Fortunately, this gorgeous bee (Sweat bee, Augochloropsis metallica ?)  rested between forays into the flowers, allowing for its capture in photo form.

Blooms are boss and for a look at a spring-flowering festival, check out Carol’s May Dreams Gardens celebrating all things blooming this March.

 

Early Days

Firmly ensconced in the early days of spring,  the garden is flush with new foliage and floral growth, birds (and bees!) are building nests, and gardeners are keen for emerging possibilities.  Here in Central Texas, we’ve forgotten that winter was a bust, with only two hard freezes for gardens and gardeners to endure.  Now in March, it’s all flourish and blooming, hope and planning.

Central Texans love to talk weather and this year many are commenting that everything is early!   But in my garden, things are mostly prompt in their materialization and that’s especially true of the native plants I grow.  Evolved along with the capriciousness of Texas weather patterns, these hardy ones are right on schedule. Yes, the Mountain laurels bloomed somewhat early, in Austin anyhow.  Those purple, drooping clusters are fading rapidly, their nectar and pollen contributions to bees and butterflies, and their gift of beauty and fragrance to human admirers, now concluded.  It’s time for other spring flowers to enjoy their time in the sun.

The first  columbines have opened in my garden. This is a hybrid between the native Yellow columbineAquilegia chrysantha and its cousin the Wild red columbineA. canadensis.

When these two columbine kinds are planted in close proximity over a few years and with thanks to pollinators and probably, the wind, yellow flowers with a blush of red, results.

I don’t mind.

 

Blasts of sunny glee define these clusters of cheery Golden groundselPackera obovata.

My little stand has grown and expanded from two small plants to a nice carpet of evergreen, topped with spring-bright sunshine.

In autumn, I’ll pull some of these up and deliver them to a new home.

A garden is always better for more of these hardy native Texas perennials and the tiny native bees are also enthralled at their bounty.

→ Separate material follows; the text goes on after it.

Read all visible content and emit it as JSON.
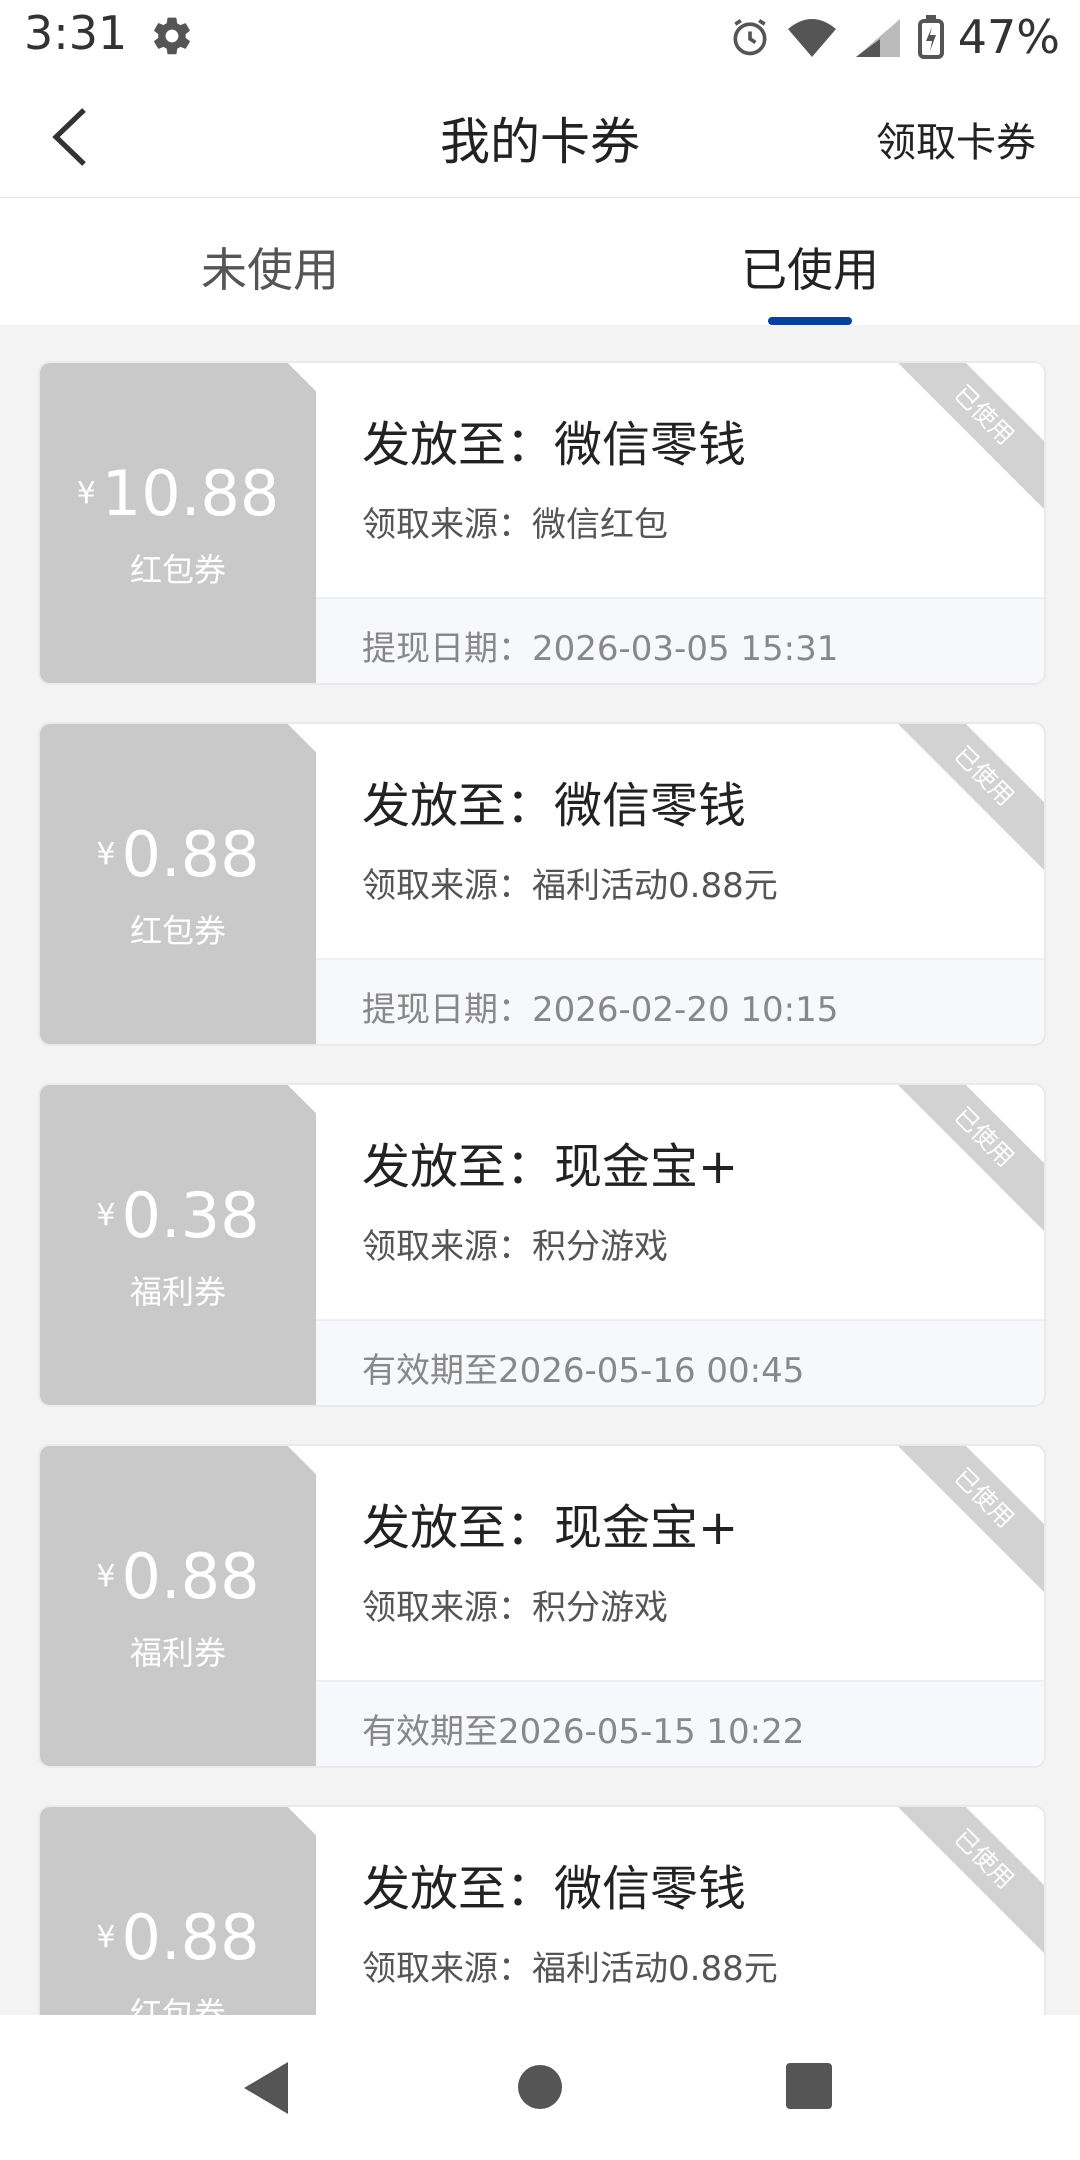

Possibly a Ceratina sp., a small carpenter bee

 

Giant spiderwort, Tradescantia giganteapose in a  range of purples.

A prolific bloomer, as well as re-seeder, I cull some of these (okay, lots of these) each spring, as well as gift as many as I can manage to unsuspecting, spiderwort-neophyte gardeners.

 

Astrud the Cat, seemingly unimpressed with the photographer,  also  contributes to spring color as she wears her lively collared accessory–her Birds be safe collar.

She’s mostly an indoor kitty, but likes to hang out with me and supervise my work in the garden.  The theory behind these silly collars is that cats, who are efficient predators, are better seen by their prey–those birds we want in our gardens–if the cats have a spot of brilliant color to them.  Cats’ fur doesn’t provide that bright coloration, but the patterned collars certainly oblige.  Apparently, birds see colors well, even in dim light, so the collar (which fits easily over a regular bell collar) is an ideal warning that there is something hinky and possibly dangerous in the verge.  We do want to protect the little foraging warblers and  finches, don’t we?  Of course, the best thing to do–for the safety of cats and their potential prey–is to keep cats indoors.  Neither of my cats are birders, though they’ve both been guilty of catching the occasional lizard, for which they are verbally admonished, accompanied with wagging finger.  Naughty kitties!

The collars flash brightness, they seem to work (insofar as the birds are concerned), and it’s also fun to laugh at the kitty wearing the clown collar.

Be it collar color or flower color, enjoy your garden: its birds, bees, and pets–and spring joy!